### Action item
Repeat, without any change, the entries presented below.

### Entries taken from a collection
......

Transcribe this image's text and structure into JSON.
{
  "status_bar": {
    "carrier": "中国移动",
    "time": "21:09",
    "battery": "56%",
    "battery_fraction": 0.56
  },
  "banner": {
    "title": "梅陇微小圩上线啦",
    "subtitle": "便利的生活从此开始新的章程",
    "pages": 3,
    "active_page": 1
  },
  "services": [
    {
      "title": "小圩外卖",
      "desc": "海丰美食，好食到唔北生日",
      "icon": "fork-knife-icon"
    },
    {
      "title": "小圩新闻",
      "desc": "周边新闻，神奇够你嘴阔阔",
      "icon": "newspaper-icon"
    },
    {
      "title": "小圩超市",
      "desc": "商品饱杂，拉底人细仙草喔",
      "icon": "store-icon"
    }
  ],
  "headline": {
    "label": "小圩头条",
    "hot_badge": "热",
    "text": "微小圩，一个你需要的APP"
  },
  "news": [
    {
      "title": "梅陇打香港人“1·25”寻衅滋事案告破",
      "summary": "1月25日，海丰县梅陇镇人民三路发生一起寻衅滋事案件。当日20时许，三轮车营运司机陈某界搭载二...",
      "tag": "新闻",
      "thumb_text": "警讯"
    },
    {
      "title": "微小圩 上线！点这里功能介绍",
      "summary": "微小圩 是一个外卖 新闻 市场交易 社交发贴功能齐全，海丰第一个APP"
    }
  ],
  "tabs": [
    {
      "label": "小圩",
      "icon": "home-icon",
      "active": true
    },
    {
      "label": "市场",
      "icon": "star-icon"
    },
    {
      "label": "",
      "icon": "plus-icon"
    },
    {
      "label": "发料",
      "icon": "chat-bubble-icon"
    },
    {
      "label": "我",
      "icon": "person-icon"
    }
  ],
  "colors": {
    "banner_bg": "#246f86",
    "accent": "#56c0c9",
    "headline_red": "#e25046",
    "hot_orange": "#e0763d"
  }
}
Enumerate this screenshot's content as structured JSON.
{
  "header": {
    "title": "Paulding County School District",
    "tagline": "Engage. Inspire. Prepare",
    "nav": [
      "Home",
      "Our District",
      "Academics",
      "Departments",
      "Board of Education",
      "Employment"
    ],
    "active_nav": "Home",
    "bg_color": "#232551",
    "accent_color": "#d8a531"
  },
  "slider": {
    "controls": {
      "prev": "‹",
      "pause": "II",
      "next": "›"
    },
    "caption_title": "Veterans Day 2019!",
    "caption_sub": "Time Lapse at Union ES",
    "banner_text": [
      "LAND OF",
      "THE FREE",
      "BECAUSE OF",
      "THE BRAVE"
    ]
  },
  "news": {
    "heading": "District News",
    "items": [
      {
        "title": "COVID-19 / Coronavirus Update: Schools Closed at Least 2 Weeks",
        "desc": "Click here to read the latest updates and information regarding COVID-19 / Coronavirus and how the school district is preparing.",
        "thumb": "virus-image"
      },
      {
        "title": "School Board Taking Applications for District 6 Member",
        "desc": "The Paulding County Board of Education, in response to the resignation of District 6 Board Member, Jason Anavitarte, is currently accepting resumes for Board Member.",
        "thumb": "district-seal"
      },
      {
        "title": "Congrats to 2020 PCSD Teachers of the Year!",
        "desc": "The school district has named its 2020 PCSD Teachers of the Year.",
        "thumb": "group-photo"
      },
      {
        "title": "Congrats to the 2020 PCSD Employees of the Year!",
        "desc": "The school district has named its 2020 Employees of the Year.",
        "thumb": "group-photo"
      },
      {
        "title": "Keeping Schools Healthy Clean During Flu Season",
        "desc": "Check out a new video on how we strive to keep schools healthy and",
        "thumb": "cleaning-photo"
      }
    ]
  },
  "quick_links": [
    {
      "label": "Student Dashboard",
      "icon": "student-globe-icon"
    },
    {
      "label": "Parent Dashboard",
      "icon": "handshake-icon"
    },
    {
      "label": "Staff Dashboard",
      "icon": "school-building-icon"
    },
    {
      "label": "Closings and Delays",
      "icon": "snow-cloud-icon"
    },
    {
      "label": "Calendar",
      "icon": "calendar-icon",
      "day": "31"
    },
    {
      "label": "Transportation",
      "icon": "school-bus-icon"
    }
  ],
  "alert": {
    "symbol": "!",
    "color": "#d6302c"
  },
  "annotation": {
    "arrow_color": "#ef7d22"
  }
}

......

### Solved problem
Transcribe this image's text and structure into JSON.
{
  "status_bar": {
    "carrier": "中国移动",
    "time": "21:09",
    "battery": "56%",
    "battery_fraction": 0.56
  },
  "banner": {
    "title": "梅陇微小圩上线啦",
    "subtitle": "便利的生活从此开始新的章程",
    "pages": 3,
    "active_page": 1
  },
  "services": [
    {
      "title": "小圩外卖",
      "desc": "海丰美食，好食到唔北生日",
      "icon": "fork-knife-icon"
    },
    {
      "title": "小圩新闻",
      "desc": "周边新闻，神奇够你嘴阔阔",
      "icon": "newspaper-icon"
    },
    {
      "title": "小圩超市",
      "desc": "商品饱杂，拉底人细仙草喔",
      "icon": "store-icon"
    }
  ],
  "headline": {
    "label": "小圩头条",
    "hot_badge": "热",
    "text": "微小圩，一个你需要的APP"
  },
  "news": [
    {
      "title": "梅陇打香港人“1·25”寻衅滋事案告破",
      "summary": "1月25日，海丰县梅陇镇人民三路发生一起寻衅滋事案件。当日20时许，三轮车营运司机陈某界搭载二...",
      "tag": "新闻",
      "thumb_text": "警讯"
    },
    {
      "title": "微小圩 上线！点这里功能介绍",
      "summary": "微小圩 是一个外卖 新闻 市场交易 社交发贴功能齐全，海丰第一个APP"
    }
  ],
  "tabs": [
    {
      "label": "小圩",
      "icon": "home-icon",
      "active": true
    },
    {
      "label": "市场",
      "icon": "star-icon"
    },
    {
      "label": "",
      "icon": "plus-icon"
    },
    {
      "label": "发料",
      "icon": "chat-bubble-icon"
    },
    {
      "label": "我",
      "icon": "person-icon"
    }
  ],
  "colors": {
    "banner_bg": "#246f86",
    "accent": "#56c0c9",
    "headline_red": "#e25046",
    "hot_orange": "#e0763d"
  }
}
Enumerate this screenshot's content as structured JSON.
{
  "header": {
    "title": "Paulding County School District",
    "tagline": "Engage. Inspire. Prepare",
    "nav": [
      "Home",
      "Our District",
      "Academics",
      "Departments",
      "Board of Education",
      "Employment"
    ],
    "active_nav": "Home",
    "bg_color": "#232551",
    "accent_color": "#d8a531"
  },
  "slider": {
    "controls": {
      "prev": "‹",
      "pause": "II",
      "next": "›"
    },
    "caption_title": "Veterans Day 2019!",
    "caption_sub": "Time Lapse at Union ES",
    "banner_text": [
      "LAND OF",
      "THE FREE",
      "BECAUSE OF",
      "THE BRAVE"
    ]
  },
  "news": {
    "heading": "District News",
    "items": [
      {
        "title": "COVID-19 / Coronavirus Update: Schools Closed at Least 2 Weeks",
        "desc": "Click here to read the latest updates and information regarding COVID-19 / Coronavirus and how the school district is preparing.",
        "thumb": "virus-image"
      },
      {
        "title": "School Board Taking Applications for District 6 Member",
        "desc": "The Paulding County Board of Education, in response to the resignation of District 6 Board Member, Jason Anavitarte, is currently accepting resumes for Board Member.",
        "thumb": "district-seal"
      },
      {
        "title": "Congrats to 2020 PCSD Teachers of the Year!",
        "desc": "The school district has named its 2020 PCSD Teachers of the Year.",
        "thumb": "group-photo"
      },
      {
        "title": "Congrats to the 2020 PCSD Employees of the Year!",
        "desc": "The school district has named its 2020 Employees of the Year.",
        "thumb": "group-photo"
      },
      {
        "title": "Keeping Schools Healthy Clean During Flu Season",
        "desc": "Check out a new video on how we strive to keep schools healthy and",
        "thumb": "cleaning-photo"
      }
    ]
  },
  "quick_links": [
    {
      "label": "Student Dashboard",
      "icon": "student-globe-icon"
    },
    {
      "label": "Parent Dashboard",
      "icon": "handshake-icon"
    },
    {
      "label": "Staff Dashboard",
      "icon": "school-building-icon"
    },
    {
      "label": "Closings and Delays",
      "icon": "snow-cloud-icon"
    },
    {
      "label": "Calendar",
      "icon": "calendar-icon",
      "day": "31"
    },
    {
      "label": "Transportation",
      "icon": "school-bus-icon"
    }
  ],
  "alert": {
    "symbol": "!",
    "color": "#d6302c"
  },
  "annotation": {
    "arrow_color": "#ef7d22"
  }
}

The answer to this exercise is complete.